Sure, let's have state auditors investigate why the three new upstate casinos have thus far failed to meet revenue projections.
That's what state Assemblyman Gary Pretlow, who chairs the Assembly's Racing Committee, is asking Comptroller Thomas DiNapoli to do, according to an article from the USA Today Network's Albany bureau.
It's a good idea, in part because it should have been obvious from day one that these casinos were never going to meet the rosy projections made back in 2014.
You didn't have to be an expert on casinos or an industry insider to figure this out.
I figured it out sitting at my desk and reading about the oversaturated Northeastern casino market.
Of course, there's no going back in time and fixing the bids that overstated the first year of revenue for the three upstate casinos that have already opened by approximately $220 million.
But it would still be nice to have an analysis of casino performance that takes a good, hard look at what we can expect going forward, which is what Pretlow is calling for.
The revenue projections from three years ago have proven to be pretty much useless — wildly off-base, to put it mildly.
Schenectady taxpayers were once told they might see a property tax cut as high as 10 percent, but that seems unlikely to ever materialize, although it's worth noting that property taxes in the city have decreased by 6.3 percent over the past several years.
Which is something ... but imagine what it would be if Schenectady's Rivers Casino & Resort was anywhere close to meeting those initial projections.
Rivers, you might recall, project that it would bring in between $181.5 million and $222.2 million during its first year, but had grossed just $81.8 million as of late September, "a pace that represents just 77 percent of even its lowball estimate," according to the New York Times.
The Del Lago Resort & Casino, near Rochester, projected that it would bring in $262 million during its first year of operation; as of late September, it was on pace to gross about $151 million.
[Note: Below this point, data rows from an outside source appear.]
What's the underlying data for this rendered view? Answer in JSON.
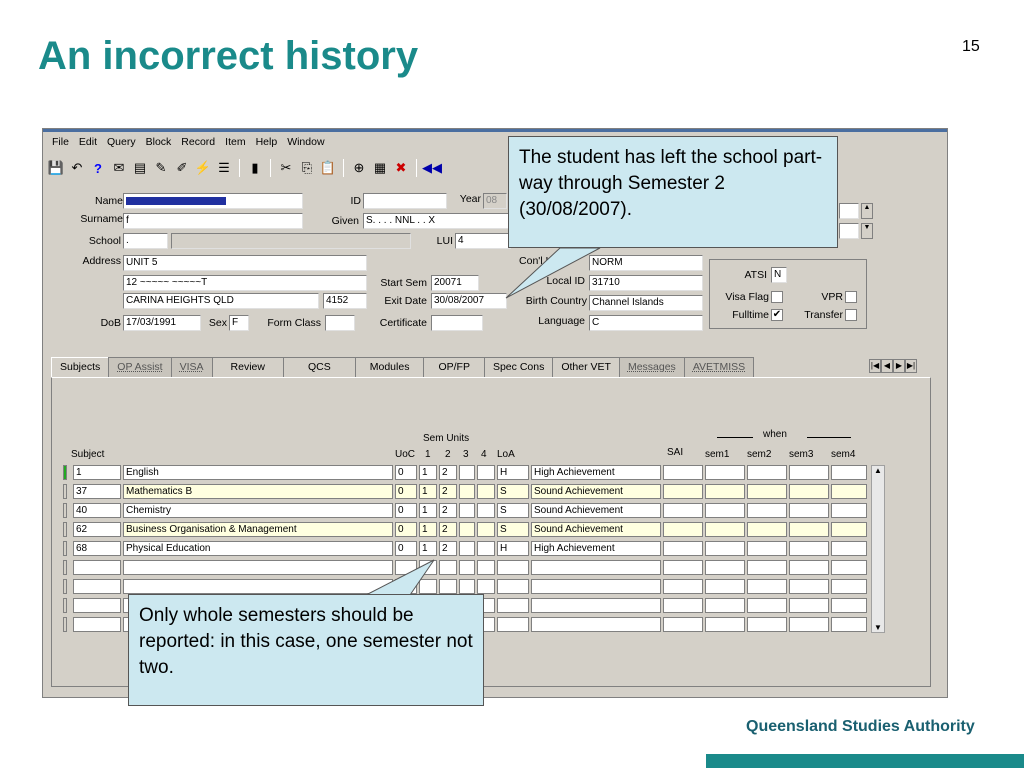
{
  "slide": {
    "title": "An incorrect history",
    "number": "15",
    "brand": "Queensland Studies Authority"
  },
  "menu": [
    "File",
    "Edit",
    "Query",
    "Block",
    "Record",
    "Item",
    "Help",
    "Window"
  ],
  "form": {
    "name_label": "Name",
    "surname_label": "Surname",
    "surname_value": "f",
    "school_label": "School",
    "school_value": ".",
    "address_label": "Address",
    "address_line1": "UNIT 5",
    "address_line2": "12 ~~~~~ ~~~~~T",
    "address_line3": "CARINA HEIGHTS QLD",
    "postcode": "4152",
    "dob_label": "DoB",
    "dob_value": "17/03/1991",
    "sex_label": "Sex",
    "sex_value": "F",
    "form_class_label": "Form Class",
    "id_label": "ID",
    "year_label": "Year",
    "year_value": "08",
    "given_label": "Given",
    "given_value": "S. . . . NNL . .  X",
    "lui_label": "LUI",
    "lui_value": "4",
    "start_sem_label": "Start Sem",
    "start_sem_value": "20071",
    "exit_date_label": "Exit Date",
    "exit_date_value": "30/08/2007",
    "certificate_label": "Certificate",
    "conunit_label": "Con'l Un",
    "conunit_value": "NORM",
    "localid_label": "Local ID",
    "localid_value": "31710",
    "birthcountry_label": "Birth Country",
    "birthcountry_value": "Channel Islands",
    "language_label": "Language",
    "language_value": "C",
    "atsi_label": "ATSI",
    "atsi_value": "N",
    "visaflag_label": "Visa Flag",
    "vpr_label": "VPR",
    "fulltime_label": "Fulltime",
    "fulltime_value": "✔",
    "transfer_label": "Transfer"
  },
  "tabs": [
    "Subjects",
    "OP Assist",
    "VISA",
    "Review",
    "QCS",
    "Modules",
    "OP/FP",
    "Spec Cons",
    "Other VET",
    "Messages",
    "AVETMISS"
  ],
  "table": {
    "sem_units_label": "Sem Units",
    "when_label": "when",
    "headers": [
      "Subject",
      "UoC",
      "1",
      "2",
      "3",
      "4",
      "LoA",
      "SAI",
      "sem1",
      "sem2",
      "sem3",
      "sem4"
    ],
    "rows": [
      {
        "code": "1",
        "name": "English",
        "uoc": "0",
        "s1": "1",
        "s2": "2",
        "loa": "H",
        "desc": "High Achievement"
      },
      {
        "code": "37",
        "name": "Mathematics B",
        "uoc": "0",
        "s1": "1",
        "s2": "2",
        "loa": "S",
        "desc": "Sound Achievement"
      },
      {
        "code": "40",
        "name": "Chemistry",
        "uoc": "0",
        "s1": "1",
        "s2": "2",
        "loa": "S",
        "desc": "Sound Achievement"
      },
      {
        "code": "62",
        "name": "Business Organisation & Management",
        "uoc": "0",
        "s1": "1",
        "s2": "2",
        "loa": "S",
        "desc": "Sound Achievement"
      },
      {
        "code": "68",
        "name": "Physical Education",
        "uoc": "0",
        "s1": "1",
        "s2": "2",
        "loa": "H",
        "desc": "High Achievement"
      }
    ]
  },
  "callouts": {
    "exit": "The student has left the school part-way through Semester 2 (30/08/2007).",
    "units": "Only whole semesters should be reported: in this case, one semester not two."
  }
}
Local officials have urged people to be patient with the Schenectady casino, and maintained that development at Mohawk Harbor will boost revenues down the line. Office space and apartments will gradually fill up, and eateries such as Druthers Brewery will soon open, bringing more people on to the site.
I expect that Rivers will see an uptick in revenue from this activity ... but not enough to meet its original projections.
It might seem harsh to harp upon the inaccurate predictions made during the state's competitive bid process.
After all, the casinos are making money, and generating millions in new revenue. It might not be as much revenue as we were told to expect, but it will still give cash-strapped local communities a shot in the budgetary arm. When you look at this bigger picture, does casino under-performance really matter?
I would argue that it does matter — that it's worth understanding why those projections were inflated and what the failure to hit those targets might mean long-term.
Nobody help a gunpoint to anybody's head and forced them to put inflated numbers in their bids, and there was plenty of commentary and analysis warning that casinos weren't all state officials were cracking them up to be.
Casino backers mostly ignored this more pessimistic outlook, preferring to stick to their preferred narrative about how casinos would save upstate New York. Whether they simply didn't believe the forecasts suggesting the new casinos wouldn't fulfill their promises, or chose to ignore them, we'll probably never know.
What we do know is that the pessimistic outlook was the correct one — and is the correct one going forward, too.
New York is now in the casino business, and we need the state to be realistic about what this means.
A review of the new casinos' performance will provide valuable insight that will help inform and guide gaming policy in the future.
Reach Gazette columnist Sara Foss at email@example.com. Opinions expressed here are her own and not necessarily the newspaper's. Her blog is at https://dailygazette.com/blogs/thinking-it-through.